TASK DESCRIPTION: Look below. Copy each line that has "JSON" in it.
*** SUPPLIED DATA Section Begins ***
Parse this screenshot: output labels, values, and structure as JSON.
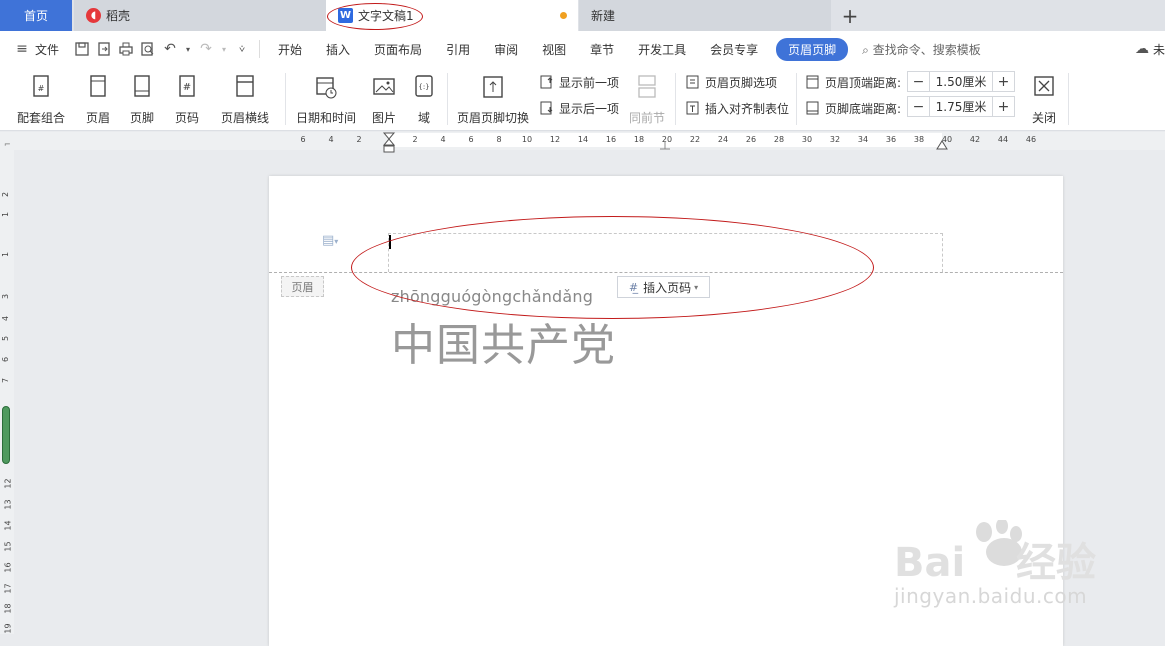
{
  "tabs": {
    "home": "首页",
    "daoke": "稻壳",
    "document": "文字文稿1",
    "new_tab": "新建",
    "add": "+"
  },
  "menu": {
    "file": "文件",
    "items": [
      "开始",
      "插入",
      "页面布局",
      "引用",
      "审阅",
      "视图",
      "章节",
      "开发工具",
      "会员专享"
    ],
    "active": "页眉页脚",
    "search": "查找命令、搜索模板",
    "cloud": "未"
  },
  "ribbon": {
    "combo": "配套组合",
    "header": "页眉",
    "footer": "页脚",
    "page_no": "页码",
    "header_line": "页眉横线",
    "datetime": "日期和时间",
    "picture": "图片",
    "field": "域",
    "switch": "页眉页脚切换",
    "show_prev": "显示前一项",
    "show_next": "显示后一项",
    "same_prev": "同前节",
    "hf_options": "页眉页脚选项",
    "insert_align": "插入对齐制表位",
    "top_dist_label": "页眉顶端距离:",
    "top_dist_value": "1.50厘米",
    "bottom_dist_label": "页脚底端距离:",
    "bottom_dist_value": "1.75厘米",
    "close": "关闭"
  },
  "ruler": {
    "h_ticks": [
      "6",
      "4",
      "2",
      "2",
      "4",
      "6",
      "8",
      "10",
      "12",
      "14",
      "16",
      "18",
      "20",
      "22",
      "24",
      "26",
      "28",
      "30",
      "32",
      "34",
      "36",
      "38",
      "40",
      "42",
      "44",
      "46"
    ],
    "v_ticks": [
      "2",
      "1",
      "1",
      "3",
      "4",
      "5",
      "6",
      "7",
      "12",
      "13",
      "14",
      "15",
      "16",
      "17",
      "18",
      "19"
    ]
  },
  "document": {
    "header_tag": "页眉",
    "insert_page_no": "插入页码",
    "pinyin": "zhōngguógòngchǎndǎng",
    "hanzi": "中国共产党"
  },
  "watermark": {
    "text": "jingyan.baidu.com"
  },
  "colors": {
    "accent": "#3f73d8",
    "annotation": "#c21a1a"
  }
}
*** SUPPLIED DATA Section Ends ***
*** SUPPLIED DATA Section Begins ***
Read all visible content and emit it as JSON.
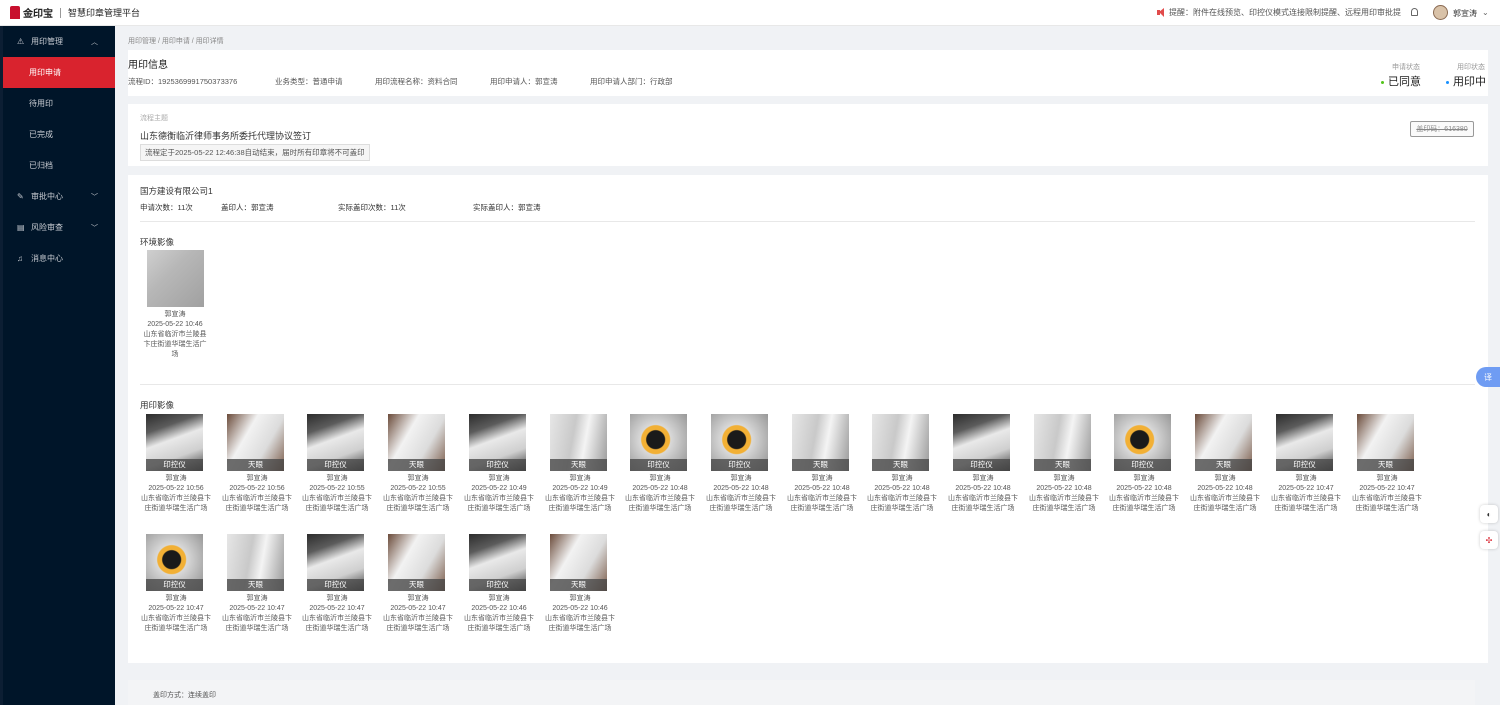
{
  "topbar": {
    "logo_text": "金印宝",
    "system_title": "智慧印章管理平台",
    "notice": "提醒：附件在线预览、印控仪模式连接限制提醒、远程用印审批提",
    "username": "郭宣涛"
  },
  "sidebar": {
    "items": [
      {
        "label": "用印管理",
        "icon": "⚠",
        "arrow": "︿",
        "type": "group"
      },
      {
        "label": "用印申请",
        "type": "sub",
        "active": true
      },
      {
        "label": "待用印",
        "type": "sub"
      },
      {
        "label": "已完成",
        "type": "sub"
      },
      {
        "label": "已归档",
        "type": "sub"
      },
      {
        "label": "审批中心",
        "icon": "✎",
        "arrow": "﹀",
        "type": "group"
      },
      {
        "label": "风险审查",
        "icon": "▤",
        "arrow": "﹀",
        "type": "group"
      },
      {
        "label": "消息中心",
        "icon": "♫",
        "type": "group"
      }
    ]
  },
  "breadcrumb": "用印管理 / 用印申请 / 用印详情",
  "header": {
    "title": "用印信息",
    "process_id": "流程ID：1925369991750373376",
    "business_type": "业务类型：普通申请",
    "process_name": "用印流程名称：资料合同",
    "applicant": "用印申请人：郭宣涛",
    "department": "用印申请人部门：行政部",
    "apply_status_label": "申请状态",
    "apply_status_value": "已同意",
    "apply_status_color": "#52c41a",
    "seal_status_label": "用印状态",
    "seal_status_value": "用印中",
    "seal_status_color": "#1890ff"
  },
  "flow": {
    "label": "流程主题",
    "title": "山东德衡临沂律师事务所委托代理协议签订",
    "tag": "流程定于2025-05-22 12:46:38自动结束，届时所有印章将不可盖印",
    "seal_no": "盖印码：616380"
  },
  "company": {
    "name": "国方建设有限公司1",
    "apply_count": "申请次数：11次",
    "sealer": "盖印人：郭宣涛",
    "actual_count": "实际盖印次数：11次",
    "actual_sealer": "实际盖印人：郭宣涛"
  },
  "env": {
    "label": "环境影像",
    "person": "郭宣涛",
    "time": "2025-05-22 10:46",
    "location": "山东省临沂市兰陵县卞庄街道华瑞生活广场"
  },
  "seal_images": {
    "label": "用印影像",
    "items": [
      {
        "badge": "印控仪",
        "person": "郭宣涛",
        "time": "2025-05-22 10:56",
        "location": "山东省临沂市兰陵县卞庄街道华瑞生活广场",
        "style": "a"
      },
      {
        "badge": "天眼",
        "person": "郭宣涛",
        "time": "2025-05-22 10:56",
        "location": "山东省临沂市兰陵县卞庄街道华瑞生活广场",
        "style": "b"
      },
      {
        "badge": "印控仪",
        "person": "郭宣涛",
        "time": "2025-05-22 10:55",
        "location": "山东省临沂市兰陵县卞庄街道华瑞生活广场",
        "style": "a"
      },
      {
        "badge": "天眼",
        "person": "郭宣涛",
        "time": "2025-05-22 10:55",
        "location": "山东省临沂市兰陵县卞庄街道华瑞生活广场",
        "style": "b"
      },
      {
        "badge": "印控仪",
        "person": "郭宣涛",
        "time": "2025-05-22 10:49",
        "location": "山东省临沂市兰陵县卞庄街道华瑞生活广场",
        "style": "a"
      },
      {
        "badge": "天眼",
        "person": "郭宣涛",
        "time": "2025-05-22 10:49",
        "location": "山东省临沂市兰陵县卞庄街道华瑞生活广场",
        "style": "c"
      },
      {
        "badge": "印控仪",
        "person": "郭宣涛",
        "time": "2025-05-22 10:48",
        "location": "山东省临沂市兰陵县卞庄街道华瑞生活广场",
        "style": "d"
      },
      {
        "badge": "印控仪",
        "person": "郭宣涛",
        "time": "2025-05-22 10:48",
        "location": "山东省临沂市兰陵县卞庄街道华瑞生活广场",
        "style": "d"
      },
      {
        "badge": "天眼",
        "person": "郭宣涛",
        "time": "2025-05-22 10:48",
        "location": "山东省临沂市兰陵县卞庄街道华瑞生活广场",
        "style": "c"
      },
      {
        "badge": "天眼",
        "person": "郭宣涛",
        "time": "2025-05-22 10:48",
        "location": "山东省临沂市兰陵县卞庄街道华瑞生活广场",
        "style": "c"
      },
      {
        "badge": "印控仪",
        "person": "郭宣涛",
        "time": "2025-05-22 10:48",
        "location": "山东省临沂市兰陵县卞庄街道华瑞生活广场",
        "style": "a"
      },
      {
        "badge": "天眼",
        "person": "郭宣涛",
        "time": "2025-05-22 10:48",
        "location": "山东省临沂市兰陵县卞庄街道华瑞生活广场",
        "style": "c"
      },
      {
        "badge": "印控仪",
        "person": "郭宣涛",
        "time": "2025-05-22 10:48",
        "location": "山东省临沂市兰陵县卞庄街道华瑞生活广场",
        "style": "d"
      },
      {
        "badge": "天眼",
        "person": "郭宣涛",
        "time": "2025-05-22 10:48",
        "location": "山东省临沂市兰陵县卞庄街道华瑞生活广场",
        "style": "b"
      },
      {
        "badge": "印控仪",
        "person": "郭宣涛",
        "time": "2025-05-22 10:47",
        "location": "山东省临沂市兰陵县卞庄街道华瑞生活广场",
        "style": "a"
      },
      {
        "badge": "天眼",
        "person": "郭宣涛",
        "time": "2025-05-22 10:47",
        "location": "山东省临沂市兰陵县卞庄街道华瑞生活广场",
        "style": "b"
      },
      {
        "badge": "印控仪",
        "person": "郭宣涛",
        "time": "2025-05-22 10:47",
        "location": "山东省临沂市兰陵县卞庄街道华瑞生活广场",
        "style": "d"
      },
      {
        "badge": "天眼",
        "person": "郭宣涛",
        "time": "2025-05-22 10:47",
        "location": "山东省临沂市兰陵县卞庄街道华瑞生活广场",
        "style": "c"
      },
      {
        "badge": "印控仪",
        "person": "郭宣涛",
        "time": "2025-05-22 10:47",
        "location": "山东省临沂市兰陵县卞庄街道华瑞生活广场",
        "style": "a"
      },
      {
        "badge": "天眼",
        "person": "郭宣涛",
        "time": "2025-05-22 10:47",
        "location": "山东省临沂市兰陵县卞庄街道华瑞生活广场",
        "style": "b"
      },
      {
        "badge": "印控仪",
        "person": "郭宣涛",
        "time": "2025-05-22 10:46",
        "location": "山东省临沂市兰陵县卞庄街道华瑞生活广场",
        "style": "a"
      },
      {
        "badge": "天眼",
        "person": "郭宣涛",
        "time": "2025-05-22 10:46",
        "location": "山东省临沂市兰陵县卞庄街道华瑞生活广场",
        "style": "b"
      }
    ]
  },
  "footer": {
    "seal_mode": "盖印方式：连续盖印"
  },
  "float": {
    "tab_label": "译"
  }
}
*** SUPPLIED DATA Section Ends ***
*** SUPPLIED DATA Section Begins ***
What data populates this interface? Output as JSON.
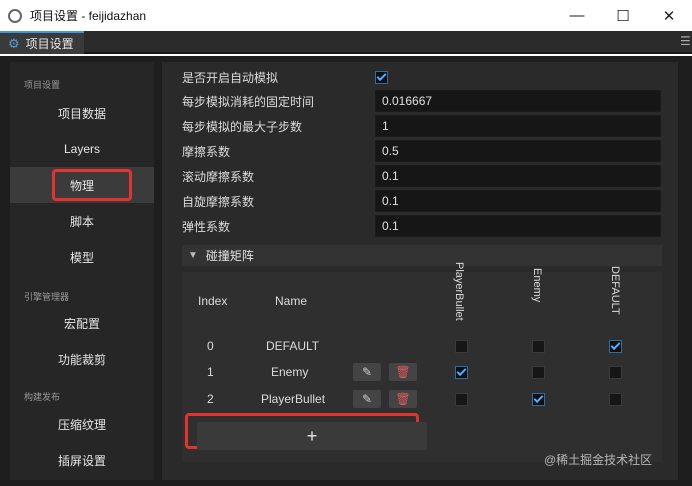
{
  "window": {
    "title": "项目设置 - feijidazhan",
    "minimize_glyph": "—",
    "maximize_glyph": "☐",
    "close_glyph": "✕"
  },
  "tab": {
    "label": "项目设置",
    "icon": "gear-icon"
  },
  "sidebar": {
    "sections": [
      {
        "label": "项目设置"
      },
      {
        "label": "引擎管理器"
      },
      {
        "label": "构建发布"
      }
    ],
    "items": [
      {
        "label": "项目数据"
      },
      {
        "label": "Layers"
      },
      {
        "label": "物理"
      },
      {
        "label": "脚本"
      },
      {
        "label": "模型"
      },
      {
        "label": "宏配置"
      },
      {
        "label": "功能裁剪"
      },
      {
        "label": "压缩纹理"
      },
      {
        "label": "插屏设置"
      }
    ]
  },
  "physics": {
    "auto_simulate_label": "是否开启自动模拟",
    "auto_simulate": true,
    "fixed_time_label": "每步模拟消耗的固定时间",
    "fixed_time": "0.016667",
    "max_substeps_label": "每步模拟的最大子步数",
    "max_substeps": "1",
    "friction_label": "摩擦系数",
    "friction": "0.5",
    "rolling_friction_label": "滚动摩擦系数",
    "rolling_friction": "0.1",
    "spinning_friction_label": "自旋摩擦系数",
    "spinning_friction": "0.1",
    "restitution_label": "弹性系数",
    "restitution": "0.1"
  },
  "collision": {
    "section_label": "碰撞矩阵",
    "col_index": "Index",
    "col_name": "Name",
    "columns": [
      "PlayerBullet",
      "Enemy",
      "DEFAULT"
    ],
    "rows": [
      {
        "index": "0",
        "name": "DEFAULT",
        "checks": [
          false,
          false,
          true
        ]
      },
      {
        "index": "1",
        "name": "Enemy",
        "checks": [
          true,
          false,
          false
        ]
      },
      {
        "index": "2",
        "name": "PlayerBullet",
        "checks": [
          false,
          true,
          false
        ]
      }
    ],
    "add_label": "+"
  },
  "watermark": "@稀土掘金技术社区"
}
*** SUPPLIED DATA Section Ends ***
RESULT OF THIS TASK:
Parse this screenshot: output labels, values, and structure as JSON.
Read all visible content and emit it as JSON.
What data populates this interface? Output as JSON.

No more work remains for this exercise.